→ Work to be completed
Your response should be the complete set of records, reproduced exactly.

####

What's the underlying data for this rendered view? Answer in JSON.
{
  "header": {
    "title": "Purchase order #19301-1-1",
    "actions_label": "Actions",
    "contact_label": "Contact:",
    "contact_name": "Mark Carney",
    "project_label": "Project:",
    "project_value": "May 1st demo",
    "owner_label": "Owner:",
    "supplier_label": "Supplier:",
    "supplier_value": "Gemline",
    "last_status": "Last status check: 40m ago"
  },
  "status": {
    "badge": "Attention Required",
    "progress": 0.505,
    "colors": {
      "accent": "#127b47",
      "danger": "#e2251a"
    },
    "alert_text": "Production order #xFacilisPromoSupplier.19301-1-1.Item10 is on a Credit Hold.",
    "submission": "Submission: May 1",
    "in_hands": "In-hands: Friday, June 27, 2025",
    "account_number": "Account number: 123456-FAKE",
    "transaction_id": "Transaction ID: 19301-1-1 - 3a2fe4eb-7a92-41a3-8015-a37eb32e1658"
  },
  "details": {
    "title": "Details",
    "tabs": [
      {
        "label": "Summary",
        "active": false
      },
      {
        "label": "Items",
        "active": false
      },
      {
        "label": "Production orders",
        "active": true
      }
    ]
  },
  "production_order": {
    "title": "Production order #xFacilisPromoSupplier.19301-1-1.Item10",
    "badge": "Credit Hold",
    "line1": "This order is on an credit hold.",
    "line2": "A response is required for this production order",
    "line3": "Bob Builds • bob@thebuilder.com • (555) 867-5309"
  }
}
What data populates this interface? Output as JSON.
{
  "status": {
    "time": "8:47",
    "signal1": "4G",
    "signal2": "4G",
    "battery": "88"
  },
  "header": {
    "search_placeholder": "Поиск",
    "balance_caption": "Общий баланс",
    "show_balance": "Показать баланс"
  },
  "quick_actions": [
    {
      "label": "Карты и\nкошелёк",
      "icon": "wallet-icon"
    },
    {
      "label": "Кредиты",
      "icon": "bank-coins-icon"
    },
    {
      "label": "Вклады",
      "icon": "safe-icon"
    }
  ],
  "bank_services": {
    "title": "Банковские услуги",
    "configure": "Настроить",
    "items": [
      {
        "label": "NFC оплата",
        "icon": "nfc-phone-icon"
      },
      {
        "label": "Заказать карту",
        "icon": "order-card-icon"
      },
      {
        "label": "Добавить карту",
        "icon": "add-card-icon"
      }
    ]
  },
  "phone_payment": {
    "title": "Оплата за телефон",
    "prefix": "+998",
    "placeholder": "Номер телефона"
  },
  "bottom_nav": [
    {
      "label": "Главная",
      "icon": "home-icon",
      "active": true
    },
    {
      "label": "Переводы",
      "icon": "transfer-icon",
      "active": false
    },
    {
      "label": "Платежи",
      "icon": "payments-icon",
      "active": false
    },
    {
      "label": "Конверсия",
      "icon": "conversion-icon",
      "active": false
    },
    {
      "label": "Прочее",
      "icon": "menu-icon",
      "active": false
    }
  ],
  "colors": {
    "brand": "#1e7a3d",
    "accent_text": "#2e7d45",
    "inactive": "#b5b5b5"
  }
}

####

→ Exercise output
What's the underlying data for this rendered view? Answer in JSON.
{
  "header": {
    "title": "Purchase order #19301-1-1",
    "actions_label": "Actions",
    "contact_label": "Contact:",
    "contact_name": "Mark Carney",
    "project_label": "Project:",
    "project_value": "May 1st demo",
    "owner_label": "Owner:",
    "supplier_label": "Supplier:",
    "supplier_value": "Gemline",
    "last_status": "Last status check: 40m ago"
  },
  "status": {
    "badge": "Attention Required",
    "progress": 0.505,
    "colors": {
      "accent": "#127b47",
      "danger": "#e2251a"
    },
    "alert_text": "Production order #xFacilisPromoSupplier.19301-1-1.Item10 is on a Credit Hold.",
    "submission": "Submission: May 1",
    "in_hands": "In-hands: Friday, June 27, 2025",
    "account_number": "Account number: 123456-FAKE",
    "transaction_id": "Transaction ID: 19301-1-1 - 3a2fe4eb-7a92-41a3-8015-a37eb32e1658"
  },
  "details": {
    "title": "Details",
    "tabs": [
      {
        "label": "Summary",
        "active": false
      },
      {
        "label": "Items",
        "active": false
      },
      {
        "label": "Production orders",
        "active": true
      }
    ]
  },
  "production_order": {
    "title": "Production order #xFacilisPromoSupplier.19301-1-1.Item10",
    "badge": "Credit Hold",
    "line1": "This order is on an credit hold.",
    "line2": "A response is required for this production order",
    "line3": "Bob Builds • bob@thebuilder.com • (555) 867-5309"
  }
}
What data populates this interface? Output as JSON.
{
  "status": {
    "time": "8:47",
    "signal1": "4G",
    "signal2": "4G",
    "battery": "88"
  },
  "header": {
    "search_placeholder": "Поиск",
    "balance_caption": "Общий баланс",
    "show_balance": "Показать баланс"
  },
  "quick_actions": [
    {
      "label": "Карты и\nкошелёк",
      "icon": "wallet-icon"
    },
    {
      "label": "Кредиты",
      "icon": "bank-coins-icon"
    },
    {
      "label": "Вклады",
      "icon": "safe-icon"
    }
  ],
  "bank_services": {
    "title": "Банковские услуги",
    "configure": "Настроить",
    "items": [
      {
        "label": "NFC оплата",
        "icon": "nfc-phone-icon"
      },
      {
        "label": "Заказать карту",
        "icon": "order-card-icon"
      },
      {
        "label": "Добавить карту",
        "icon": "add-card-icon"
      }
    ]
  },
  "phone_payment": {
    "title": "Оплата за телефон",
    "prefix": "+998",
    "placeholder": "Номер телефона"
  },
  "bottom_nav": [
    {
      "label": "Главная",
      "icon": "home-icon",
      "active": true
    },
    {
      "label": "Переводы",
      "icon": "transfer-icon",
      "active": false
    },
    {
      "label": "Платежи",
      "icon": "payments-icon",
      "active": false
    },
    {
      "label": "Конверсия",
      "icon": "conversion-icon",
      "active": false
    },
    {
      "label": "Прочее",
      "icon": "menu-icon",
      "active": false
    }
  ],
  "colors": {
    "brand": "#1e7a3d",
    "accent_text": "#2e7d45",
    "inactive": "#b5b5b5"
  }
}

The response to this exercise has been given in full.